The Children’s House level of Montessori education stands alone in its provision of an incubated space and time for a child to cocoon himself in anticipation of a metamorphosis, an entirely new species of human being.
Outside my bedroom windows, along the back property line where my neighbor’s yard begins, I can see the four cherry laurel trees we planted a few years ago. Three of them are flourishing – getting tall and treelike – while the fourth is not doing so well. It is not as tall as the others and is skimpy in canopy. It’s not its fault. When we planted these trees we were not terribly discerning about the location. The gardener helping us said that the laurels should do well whether in sun or shade. So we planted them in an offset row across the back of our yard to serve as screening. We hadn’t taken into account the future growth of all the surrounding trees that now cast that part of the yard into deep shade, where the fourth laurel lives.
The Guide walks about the room, slowly and with calm focus so that she will not distract or disturb the children in their work. She repeats this routine a few times a day, deliberately choosing a different route each time, in order to make herself available to the child that might need some scaffolding in […]
When he came to the community at three years old, he established himself right away as ‘individual’ and ‘decider’. The guide thought he was extraordinarily self-aware and self-defined, with a prodigious vocabulary and an adult-like presence. He had a head of blondish curls and a sprinkle of freckles across the bridge of his nose. He intense brown eyes peered out from his glasses with dark rims – somewhat the little professor in appearance. She liked him right away. She had long since found this “liking” to be the key to working with each and every child, regardless of the challenge she might find herself facing.

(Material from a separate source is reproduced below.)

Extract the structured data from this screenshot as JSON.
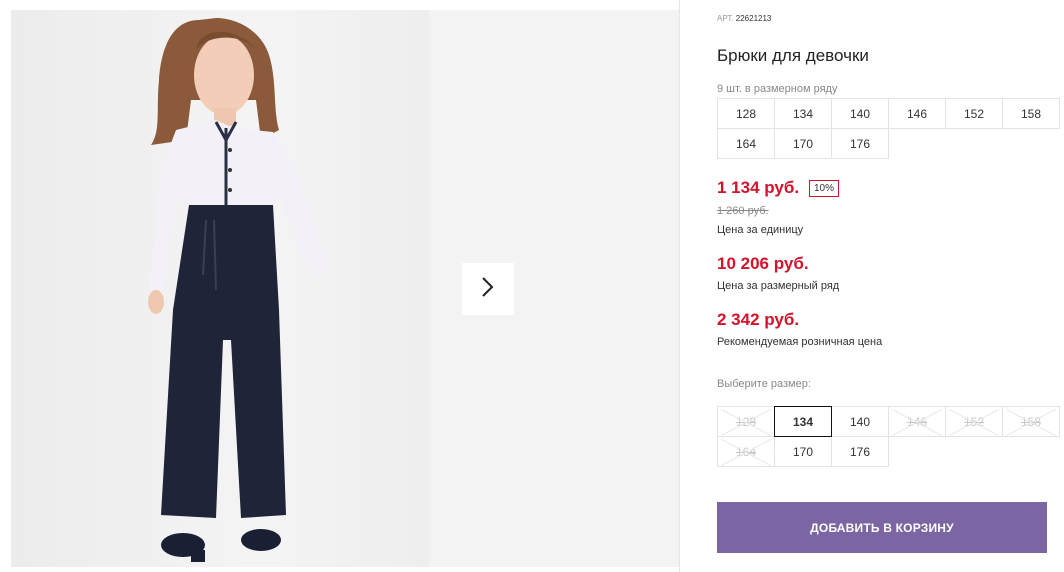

It begins with the increasingly noisy tap – tap – tapping of brush on bucket, that first signal of digging in and lying low and simultaneously signaling readiness for the potential struggle to come. This is soon accompanied by nonsense chatter and noises. “How quickly we can get into these cycles, “ the guide thinks to herself.
For children who are at home during the summer break, parents will wish to work diligently with slowing the pace of life. Children will savor the leisurely passage of time in which they can relish individual choices, uninterrupted play, ample rest and sleep, unhurried meals and unplugged screens. Here are just a few ideas of how a child can fill her long lovely summer days and return to school refreshed, nourished and eager:
Years ago when I took my Primary training, the assistant trainer presented us with a picture of the word ‘chaos’ being slowly re-formed into the word ‘order’. I would love to locate that diagram but alas, it is, paradoxically, lost in the chaos of old notes and articles and thoughts jotted on papers still too meaningful to toss. Yet it remains in my mind’s eye as a reflection of the young child’s journey from the chaos of a short life of acquisition of myriad images from an adult’s world to the beginnings of an ordered self-creation acquired through interaction with the Prepared Environment of the Children’s House. It is a reflection of the creative powers in the child herself.
Everything that is worth doing is worth doing well, or so my dear mother always said. Whether it is a holiday celebration, a dinner for 2 or 6, a trip to the Bahamas or the preparing of a perfect soufflé, each endeavor demands forethought, planning and the execution of those plans to ensure success. Although some of us seem to do this naturally and effortlessly, closer inspection would probably reveal the secret to success: hard work and prior planning.
This very same principle can be applied in our daily lives with our children. To be fully present, to be fully on cue, to be fully there when encountering your child can serve as one of the greatest gifts your child can receive. How often do we let the cares of the day distract us from these little people? How focused are we, really, in our contacts with them? With a nod to Lama Suyra Das, I would like to suggest 10 mindful moments drawn from your daily routine that you, as a parent, can use to bring your awareness and focus totally into the present moment while being with your child. You can establish each moment or activity as a call to focus, to mindfulness.